DATA TO USE.
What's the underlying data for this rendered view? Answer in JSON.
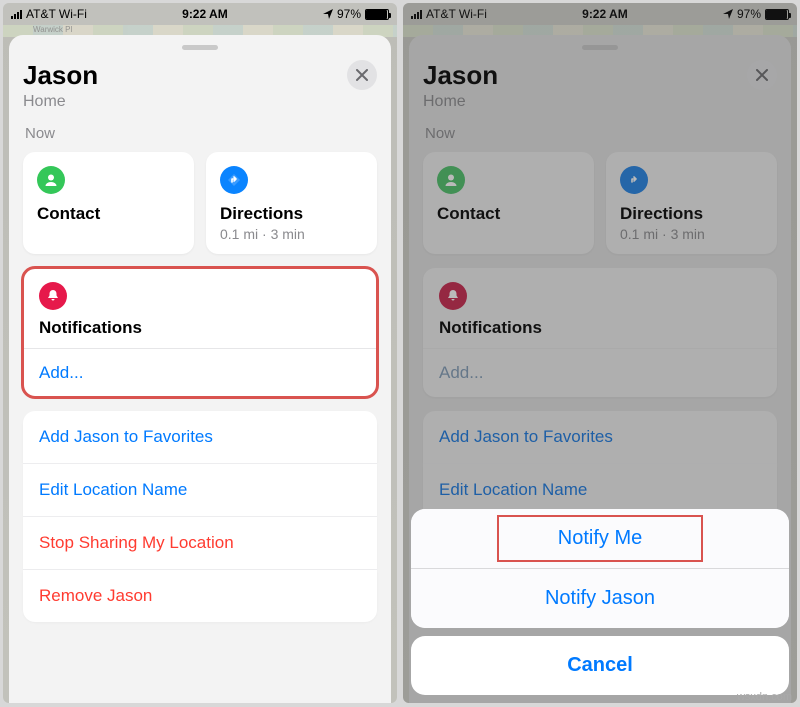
{
  "status": {
    "carrier": "AT&T Wi-Fi",
    "time": "9:22 AM",
    "battery_pct": "97%",
    "battery_fill": 97
  },
  "sheet": {
    "title": "Jason",
    "subtitle": "Home",
    "now_label": "Now"
  },
  "tiles": {
    "contact_label": "Contact",
    "directions_label": "Directions",
    "directions_meta": "0.1 mi · 3 min"
  },
  "notifications_card": {
    "label": "Notifications",
    "add_label": "Add..."
  },
  "list": {
    "add_favorites": "Add Jason to Favorites",
    "edit_location": "Edit Location Name",
    "stop_sharing": "Stop Sharing My Location",
    "remove": "Remove Jason"
  },
  "action_sheet": {
    "notify_me": "Notify Me",
    "notify_jason": "Notify Jason",
    "cancel": "Cancel"
  },
  "map_strip_label": "Warwick Pl",
  "watermark": "wsxdn.com"
}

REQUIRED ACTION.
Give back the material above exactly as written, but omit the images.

SOLUTION TO THE PROBLEM.
What's the underlying data for this rendered view? Answer in JSON.
{
  "status": {
    "carrier": "AT&T Wi-Fi",
    "time": "9:22 AM",
    "battery_pct": "97%",
    "battery_fill": 97
  },
  "sheet": {
    "title": "Jason",
    "subtitle": "Home",
    "now_label": "Now"
  },
  "tiles": {
    "contact_label": "Contact",
    "directions_label": "Directions",
    "directions_meta": "0.1 mi · 3 min"
  },
  "notifications_card": {
    "label": "Notifications",
    "add_label": "Add..."
  },
  "list": {
    "add_favorites": "Add Jason to Favorites",
    "edit_location": "Edit Location Name",
    "stop_sharing": "Stop Sharing My Location",
    "remove": "Remove Jason"
  },
  "action_sheet": {
    "notify_me": "Notify Me",
    "notify_jason": "Notify Jason",
    "cancel": "Cancel"
  },
  "map_strip_label": "Warwick Pl",
  "watermark": "wsxdn.com"
}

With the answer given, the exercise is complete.